Breaking the World

This is a post about why I stopped playing Lost Sphear. It contains plot spoilers for the first few hours of the game. They are behind the cut. You have been warned.

I wanted to like Lost Sphear. I considered I Am Setsuna to be underrated, with much of the criticism levied against it unfair, so I had plenty of benefit of the doubt to give Lost Sphear. And at first, I really did enjoy it! Like I Am Setsuna, Lost Sphear has beautiful visuals and music. I immediately found its world comforting, its characters likable, and its storytelling compelling. The initial group of characters, their relationships, and their role in their town are well established and feel real enough to invest in.

But after a few hours, the story started going in strange directions that felt less grounded and less plausible.

There were a few minor frustrations that I was able to deal with, like a party member getting suddenly and forcibly removed in a contrived way. As these accumulated, they thinned my patience - but then something significantly weirder happened.

At this point in the plot, my party wanted to talk to some prisoners but was not allowed into the prison. They discussed the problem, but had trouble coming up with any ideas. However, one of my party members happened to be from ancient times, and he mentioned that it’s a shame that “night” doesn’t seem to exist in this era, because cover of darkness would make it easier to sneak in to the prison.

This was, in a word, jarring. Endless day is a big deal that should have huge, sweeping, global implications. It’s not something that should just be casually mentioned a few hours into the game as part of figuring out a minor story goal.

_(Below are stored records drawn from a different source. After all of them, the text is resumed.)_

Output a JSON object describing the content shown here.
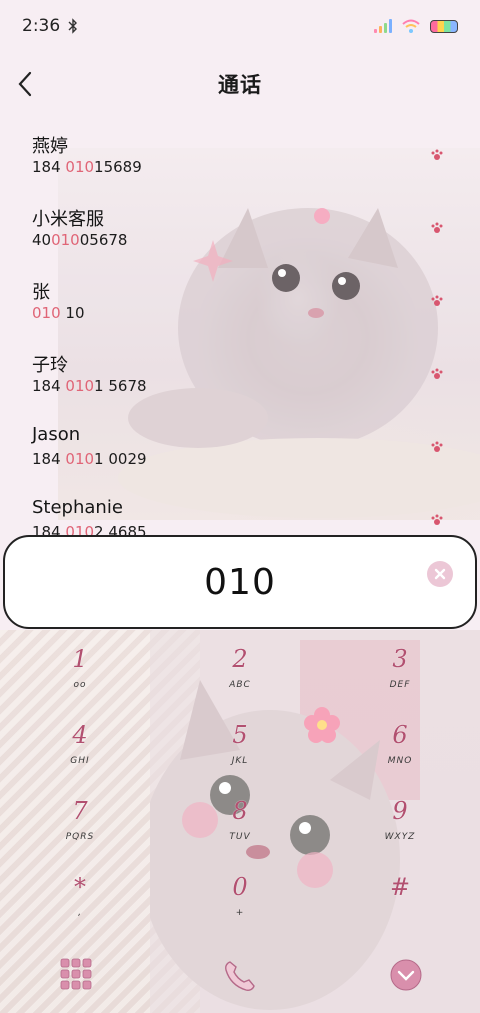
{
  "status": {
    "time": "2:36",
    "icons": [
      "bluetooth-icon",
      "signal-icon",
      "wifi-icon",
      "battery-icon"
    ]
  },
  "header": {
    "title": "通话",
    "back_icon": "chevron-left-icon"
  },
  "contacts": [
    {
      "name": "燕婷",
      "number_pre": "184 ",
      "number_hl": "010",
      "number_post": "15689"
    },
    {
      "name": "小米客服",
      "number_pre": "40",
      "number_hl": "010",
      "number_post": "05678"
    },
    {
      "name": "张",
      "number_pre": "",
      "number_hl": "010",
      "number_post": " 10"
    },
    {
      "name": "子玲",
      "number_pre": "184 ",
      "number_hl": "010",
      "number_post": "1 5678"
    },
    {
      "name": "Jason",
      "number_pre": "184 ",
      "number_hl": "010",
      "number_post": "1 0029"
    },
    {
      "name": "Stephanie",
      "number_pre": "184 ",
      "number_hl": "010",
      "number_post": "2 4685"
    }
  ],
  "dialer": {
    "value": "010",
    "clear_icon": "clear-icon"
  },
  "keypad": [
    {
      "digit": "1",
      "letters": "ᴏᴏ"
    },
    {
      "digit": "2",
      "letters": "ABC"
    },
    {
      "digit": "3",
      "letters": "DEF"
    },
    {
      "digit": "4",
      "letters": "GHI"
    },
    {
      "digit": "5",
      "letters": "JKL"
    },
    {
      "digit": "6",
      "letters": "MNO"
    },
    {
      "digit": "7",
      "letters": "PQRS"
    },
    {
      "digit": "8",
      "letters": "TUV"
    },
    {
      "digit": "9",
      "letters": "WXYZ"
    },
    {
      "digit": "*",
      "letters": ","
    },
    {
      "digit": "0",
      "letters": "+"
    },
    {
      "digit": "#",
      "letters": ""
    }
  ],
  "bottom_actions": [
    "dialpad-grid-icon",
    "phone-icon",
    "collapse-icon"
  ],
  "colors": {
    "accent": "#e06577",
    "key_digit": "#b25070",
    "background": "#f7eef3"
  }
}
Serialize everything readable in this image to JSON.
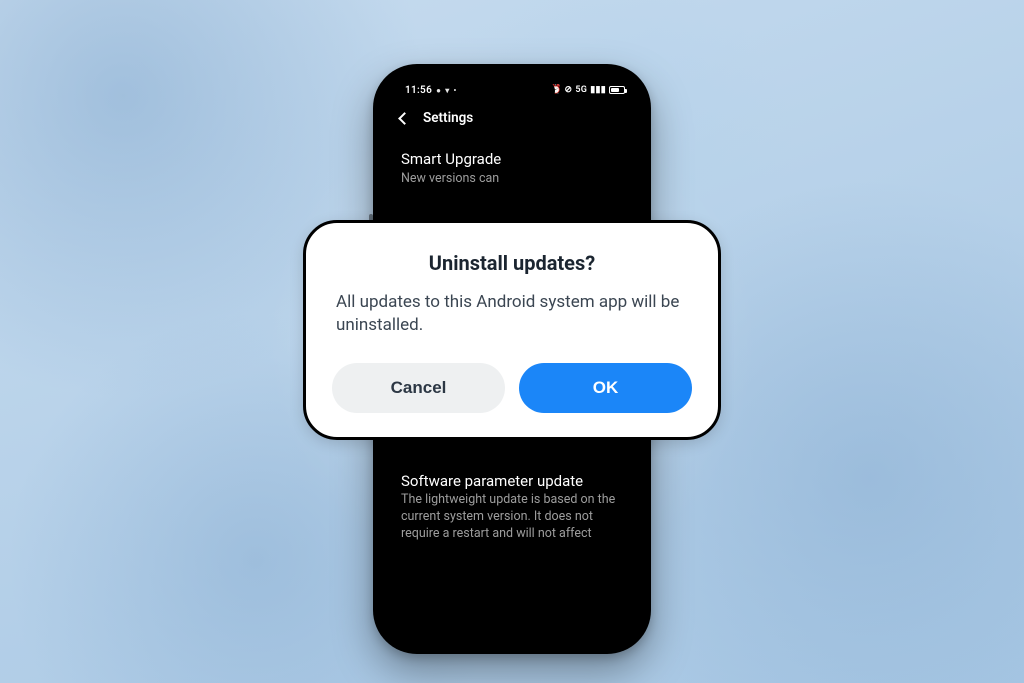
{
  "statusbar": {
    "time": "11:56",
    "left_icon1": "●",
    "left_icon2": "▾",
    "left_icon3": "•",
    "alarm": "⏰",
    "dnd": "⊘",
    "signal_label": "5G",
    "signal_bars": "▮▮▮"
  },
  "header": {
    "title": "Settings"
  },
  "settings": {
    "item1_title": "Smart Upgrade",
    "item1_sub": "New versions can",
    "item2_title": "Software parameter update",
    "item2_sub": "The lightweight update is based on the current system version. It does not require a restart and will not affect"
  },
  "dialog": {
    "title": "Uninstall updates?",
    "message": "All updates to this Android system app will be uninstalled.",
    "cancel_label": "Cancel",
    "ok_label": "OK"
  }
}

The exposition that followed made it clear that the day has lasted so long that even the term “night” is forgotten. There’s like one historian (conveniently nearby, of course) investigating the crazy idea that there used to be “loss of light”. It’s clear that this world has been without night for a long time - generations, at least.

Yet nothing else in the game so far has indicated that this is a world full of people who’ve never known night. Towns have lamps and torches and lights everywhere, just like normal. (Including around the prison, so nighttime wouldn’t even make it easy to sneak in.) It’s true that the player has only experienced daytime so far, but that’s a normal thing in games like this - there’s been nothing at all hinting that the in-world day/night cycle has been disrupted.

This feels like a huge lost opportunity. If there’d been hints along the way–no artificial light sources, prominent blackout curtains in every bedroom, cryptic comments about the timing of events and activities, etc.–this sudden reveal would snap everything into place. It’d be a subversion of the fact that time doesn’t really pass in most games like these.

So my party met up with the historian, choosing to hide the fact that we had someone with us who had actually experienced night, and learned that there was apparently some kind of elemental tower (also conveniently nearby) that was hypothesized to be the source of time (whatever that means) which had apparently stopped working right around when nighttime stopped happening. Therefore, my party decided to go fix the time tower so the world would experience nighttime again so we could sneak into the prison to talk to the prisoners.

If I’d been jarred before, now I was broken clean out of the game’s world. Restoring night to a world that has been without it for generations is huge. It’s not something a few people should casually decide to do in pursuit of a mundane objective. Especially when it’s not at all clear that it would actually make the objective achievable, and especially when the problem has many more reasonable solutions (such as asking their high-ranking military friend to get them access).

But that’s what happened. I walked my party over to the tower, pressed a button to fix it, and the world plunged into darkness.

I walked around the darkened world map in a shocked daze. I had trouble believing that I’d just casually done this huge world-changing thing that should by all rights send the entire global society into panicked chaos, all because my party wanted it to be dark so they could try to sneak into a prison to talk to some people and couldn’t think of a different solution. This was literally the first thing they’d tried or even discussed.

While I was walking, it became light again, and I realized that there must now be a day/night cycle and I’d now have to wait until nightfall again in order to go try to sneak into the prison.

That was finally too much and I had to step away from the game. I assumed I’d come back later, but it’s been days now and I don’t think I’m going to. This chain of events means the setting no longer feels like a world and the characters no longer feel like people. I can no longer invest in them or the story, and to me that’s death for an RPG.